I have often been told, “Brian, you’re a numbskull.” Thankfully that has nothing to do with this post, I just wanted to put it out there for discussion. I’ve also been told that there are two types of people, those who laugh at ‘I Love Lucy’ and those who laugh at ‘The Three Stooges’.

I don’t think it’s quite that black and white and read all over, but it gives us a gauge.

What makes an 8-12 year old boy or girl laugh? In my experience… if it’s presented in the proper format, almost anything can make a middle grader crackup. Honestly. Especially when you’re with them in person. But what about in books? That’s where things get like my mom’s liver++… very, very tough.

++ Referring to the liver my mom COOKS, not her ACTUAL liver. Yet I’m craving fava beans and a nice chianti?

Cover and Title:

Probably the hardest part about humor in books is getting the middle grader to actually pick up the book. A good title or cover can make that happen. For example, Captain Underpants and the Perilous Plot of Professor Poopypants by Dav Pilkey, that’s a book I gotta… um, I mean a middle grader has got to have. Of course, it doesn’t have to be bathroom humor. It could be as simple as Hoot by Carl Hiaasan or as extreme as The Strange Case of the Origami Yoda by Tom Angleberger.


Once you have the book in the hands of the questionable reader in question, the author must come through with something funny to read about. The entire book doesn’t have to be humorous, mind you, but slanted in that direction. For example, how about having two kids sneak in and spend the night at the Metropolitan Museum of Art as in The Mixed-Up Files of Files of Mrs. Basil E. Frankweiler by E.L. Konigsburg. Or how about the Nightmare Academy: Books 1, 2 and the soon to be released Book 3: Monster Wars by  Dean Lorey . The premise: When Charlie Benjamin sleeps, monsters wake up. And sleepovers just aren’t as fun when these horrible creatures try to eat the other children. These books are hysterical. And just wait until you learn about the Trout of Truth.


Words, Puns and Analogies:

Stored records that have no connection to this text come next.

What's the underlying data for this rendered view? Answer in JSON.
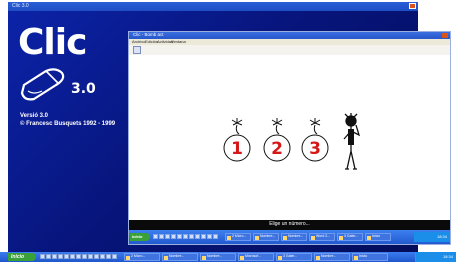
{
  "background_window": {
    "title": "Clic 3.0",
    "logo_text": "Clic",
    "logo_version": "3.0",
    "version_line": "Versió 3.0",
    "copyright_line": "© Francesc Busquets 1992 - 1999",
    "background_color": "#05147e"
  },
  "activity_window": {
    "title": "Clic - Bomb act",
    "menu": [
      "Archivo",
      "Edición",
      "Actividad",
      "Ventana"
    ],
    "bombs": [
      {
        "label": "1"
      },
      {
        "label": "2"
      },
      {
        "label": "3"
      }
    ],
    "instruction": "Elige un número...",
    "accent_color": "#d41818",
    "taskbar": {
      "start_label": "Inicio",
      "buttons": [
        "2 Micro...",
        "Nombre...",
        "Nombre...",
        "Word 2...",
        "3 Galer...",
        "Inicio"
      ],
      "clock": "18:34"
    }
  },
  "desktop_taskbar": {
    "start_label": "Inicio",
    "buttons": [
      "2 Micro...",
      "Nombre...",
      "Nombre...",
      "Microsof...",
      "3 Galer...",
      "Nombre...",
      "Inicio"
    ],
    "clock": "18:34"
  }
}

Certain words will always crack a smile on the face of a middle grader. (As mature adults, we certainly don’t find these funny anymore.) The obvious being ‘poop’ *snickering* and *still giggling* ‘fart’. *laughing* *coughing* Er… ahem. Sorry about that. But even words like ‘fanorkle’ and ‘gloop’ can be funny when used properly. Still better, twist words into puns or analogies and you have yourself a laugh riot that may need defused by teargas totting Tommies. Take the book HECK – Where the Bad Kids Go by  Dale Basye , these pages are just full of it+++.

+++ Referring to puns and analogies, not *snickering again* poop


Just like Adult and Young Adult books, humorous Middle Grade books use characters to tell the story.


The voice of the author can imbue (how about that for word usage) humor from the get go. The Fudge books written by Judy Blume are perfect examples. (Not to mention ‘fudge’ can be a funny word – see the movie ‘A Christmas Story’.) But voice can go beyond the pages. I read the book Odd and the Frost Giants by Neil Gaiman and was entertained by the tale. When I had the chance to LISTEN to Neil read from the book, it was hilarious. The crowd roared as he became the characters, mimicking their voices as he imagined them.


To help take humor to the next level, more and more books are including illustrations with the prose. And we’re not talking about picture books, people. We’re talking stick figures! Books like Diary of a Wimpy Kid by Jeff Kinney may one day be a bestseller. What? Oh… it is? Um, I meant to say IS a bestseller.

How about You?

I’ve mentioned a few of my favorite humorous MG books in this post, but what about you? What books, growing up or just recently, made you laugh? Or giggle? Or at the very least, give up a crooked smile?

To entice you to reply, I’m going to give away a SIGNED copy of Rapacia by Dale Basye (Book 2 of Where The Bad Kids Go) to a randomly drawn winner.